Before a person can join a cooperative as a member they are usually expected to buy a share of the cooperative. The purchase price of the membership share will vary depending on the neighborhood, the size of the unit, whether the co-op limits resale prices, and whether the co-op has an underlying mortgage for the entire property. Note, organizing members of a new cooperative will usually have access to much lower "insider" prices and more favorable terms.

Housing Cooperative operations are usually governed by two documents: Articles of Incorporation - a short document , typically two or three pages, that registers the cooperative with the government, and gives it some special protection and additional responsibilities under the law; and Bylaws -a longer document, typically 30 pages or more, that details the rules for operating the cooperative. Cooperative will usually also have their members sign a third document, called an Occupancy Agreement. Occupancy Agreements are usually very detailed, and describe specific cooperative rules on things like noise and pets.

Market-Rate Housing Cooperatives

In a market-rate cooperative members can buy or sell a membership or shares at whatever price the market will bear. Purchase prices and equity accumulation are very similar to condominium or single-family ownership.

Limited-Equity Housing Cooperatives

In a limited-equity housing cooperative there are restrictions on what outgoing members can get from sale of their shares. These are usually imposed because the co-op's members benefit from below-market interest rate mortgage loans, grants, real estate tax abatement, or other features that make the housing more affordable. Limited equity cooperatives sometimes also have maximum income limits for new members. These restrictions can usually found in the cooperative's bylaws or lending agreements.

Unit Modifications

Most cooperatives restrict anything beyond the most basic alterations to apartments by members. The main reason is a desire to protect the value of the building as a cooperative. Sometimes, however, the Board of Directors will allow members to make alterations to individual apartments on a case by case basis.

Leasing Cooperatives (or zero-equity)

In a leasing cooperative, the cooperative leases the property from an outside investor (often a nonprofit corporation that is set up specifically for this purpose). Since the cooperative corporation does not own any real estate, the cooperative is not in a position to accumulate equity (just as a renter doesn't build any equity). However, the cooperative is often in a position to buy the property if it comes up for sale later and convert to a market rate or limited-equity cooperative. Some leasing cooperatives allow outgoing members to take with them at least part of their share of the cash reserves built up by the cooperative while they were in occupancy.
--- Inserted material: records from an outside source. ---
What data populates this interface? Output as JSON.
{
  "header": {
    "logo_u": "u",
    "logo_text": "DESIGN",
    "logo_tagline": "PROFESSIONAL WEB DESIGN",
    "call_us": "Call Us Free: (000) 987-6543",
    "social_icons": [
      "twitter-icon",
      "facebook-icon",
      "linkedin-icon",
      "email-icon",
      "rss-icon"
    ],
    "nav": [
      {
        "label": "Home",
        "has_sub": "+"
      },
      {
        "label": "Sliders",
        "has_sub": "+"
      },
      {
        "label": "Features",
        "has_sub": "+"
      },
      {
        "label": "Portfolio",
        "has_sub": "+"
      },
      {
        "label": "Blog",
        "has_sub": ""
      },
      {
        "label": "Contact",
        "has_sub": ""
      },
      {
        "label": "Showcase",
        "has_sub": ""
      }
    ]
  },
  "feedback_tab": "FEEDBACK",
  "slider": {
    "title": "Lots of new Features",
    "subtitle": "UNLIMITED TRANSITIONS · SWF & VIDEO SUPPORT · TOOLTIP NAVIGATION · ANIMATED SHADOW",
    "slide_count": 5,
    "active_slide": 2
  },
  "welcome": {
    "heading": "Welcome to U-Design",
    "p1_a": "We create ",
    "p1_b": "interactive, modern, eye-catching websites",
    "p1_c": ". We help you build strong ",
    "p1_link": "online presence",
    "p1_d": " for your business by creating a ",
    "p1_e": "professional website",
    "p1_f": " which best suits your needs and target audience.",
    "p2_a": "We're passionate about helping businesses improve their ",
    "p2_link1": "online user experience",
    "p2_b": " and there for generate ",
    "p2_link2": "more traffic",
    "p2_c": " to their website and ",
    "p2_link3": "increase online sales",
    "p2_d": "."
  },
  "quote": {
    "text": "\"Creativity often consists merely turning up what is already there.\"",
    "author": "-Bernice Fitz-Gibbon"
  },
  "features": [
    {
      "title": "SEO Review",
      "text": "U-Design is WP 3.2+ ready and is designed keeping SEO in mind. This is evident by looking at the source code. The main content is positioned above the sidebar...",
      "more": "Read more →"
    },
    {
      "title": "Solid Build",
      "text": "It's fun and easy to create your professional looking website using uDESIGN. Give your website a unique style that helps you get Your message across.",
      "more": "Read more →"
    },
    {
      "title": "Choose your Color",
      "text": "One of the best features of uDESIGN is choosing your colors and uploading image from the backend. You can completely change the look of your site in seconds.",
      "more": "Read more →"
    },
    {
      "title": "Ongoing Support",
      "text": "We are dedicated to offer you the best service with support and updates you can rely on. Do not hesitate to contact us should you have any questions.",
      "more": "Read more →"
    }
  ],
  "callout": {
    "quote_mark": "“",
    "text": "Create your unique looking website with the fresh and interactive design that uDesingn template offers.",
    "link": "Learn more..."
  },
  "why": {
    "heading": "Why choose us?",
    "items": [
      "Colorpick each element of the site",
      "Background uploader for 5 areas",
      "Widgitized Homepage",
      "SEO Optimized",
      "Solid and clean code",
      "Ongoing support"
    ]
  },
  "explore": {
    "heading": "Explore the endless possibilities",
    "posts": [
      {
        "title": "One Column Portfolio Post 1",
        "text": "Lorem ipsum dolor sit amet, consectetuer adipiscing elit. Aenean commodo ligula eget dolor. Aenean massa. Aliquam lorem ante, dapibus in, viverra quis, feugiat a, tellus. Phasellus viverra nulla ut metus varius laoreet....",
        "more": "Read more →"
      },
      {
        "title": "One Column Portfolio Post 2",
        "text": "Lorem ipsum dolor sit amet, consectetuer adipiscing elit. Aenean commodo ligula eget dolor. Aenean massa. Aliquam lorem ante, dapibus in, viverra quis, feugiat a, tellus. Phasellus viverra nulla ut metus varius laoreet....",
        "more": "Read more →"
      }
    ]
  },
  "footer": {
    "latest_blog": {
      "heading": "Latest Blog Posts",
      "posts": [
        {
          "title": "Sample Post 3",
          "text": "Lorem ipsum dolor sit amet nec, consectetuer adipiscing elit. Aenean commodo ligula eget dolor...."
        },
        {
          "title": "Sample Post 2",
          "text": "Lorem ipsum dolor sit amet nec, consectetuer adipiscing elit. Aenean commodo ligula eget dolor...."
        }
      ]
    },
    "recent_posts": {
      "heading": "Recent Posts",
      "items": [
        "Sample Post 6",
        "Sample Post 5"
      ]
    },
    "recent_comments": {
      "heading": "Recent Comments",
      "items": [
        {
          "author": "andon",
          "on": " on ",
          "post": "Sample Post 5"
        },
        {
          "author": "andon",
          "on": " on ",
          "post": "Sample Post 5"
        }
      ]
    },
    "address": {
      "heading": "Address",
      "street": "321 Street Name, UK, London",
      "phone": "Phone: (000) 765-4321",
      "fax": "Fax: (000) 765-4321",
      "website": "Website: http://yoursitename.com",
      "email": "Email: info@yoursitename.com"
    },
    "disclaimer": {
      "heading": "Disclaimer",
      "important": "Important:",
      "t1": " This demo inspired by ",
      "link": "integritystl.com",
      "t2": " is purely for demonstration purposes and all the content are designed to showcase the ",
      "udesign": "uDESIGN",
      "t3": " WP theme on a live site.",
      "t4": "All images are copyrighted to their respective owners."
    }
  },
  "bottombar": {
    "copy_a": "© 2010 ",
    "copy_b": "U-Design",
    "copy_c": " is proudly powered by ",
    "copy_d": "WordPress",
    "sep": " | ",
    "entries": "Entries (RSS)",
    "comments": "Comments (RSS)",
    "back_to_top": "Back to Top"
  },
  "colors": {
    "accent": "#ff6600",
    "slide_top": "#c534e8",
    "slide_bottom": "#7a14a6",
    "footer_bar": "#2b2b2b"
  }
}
All co-ops charge residents a monthly carrying charge (also called a monthly maintenance fee). The amount of the monthly charge varies from co-op to co-op. The charges cover the members’ proportionate share of operating and maintenance. This often includes the blanket mortgage property taxes, management fees, maintenance costs, insurance premiums, utilities, and contributions to reserve funds. Carrying charges must be raised every year to keep up with the constantly rising cost of utilities, supplies and services. Taxes are assessed on the cooperative as owner of the property. Even though members don't pay real estate taxes directly, federal tax law allows them to deduct their share of the co-op tax payments, as well as their mortgage interest payments, on their personal income tax returns.

Because cooperatives are communities of people who share a financial obligation and responsibility for governing how they want to live together, it is important for co-ops to be careful about admitting new members. They must ensure that incoming members can meet their financial obligation and will abide by the rules of the community. The process for making those decisions will often include a written application, a credit and background check, and usually an in-person interview. Like any other form of housing, cooperatives may not discriminate based on the protected classes listed in the Fair Housing Act. Those classes include race, color, religion, sex, familial status, national origin, or disability.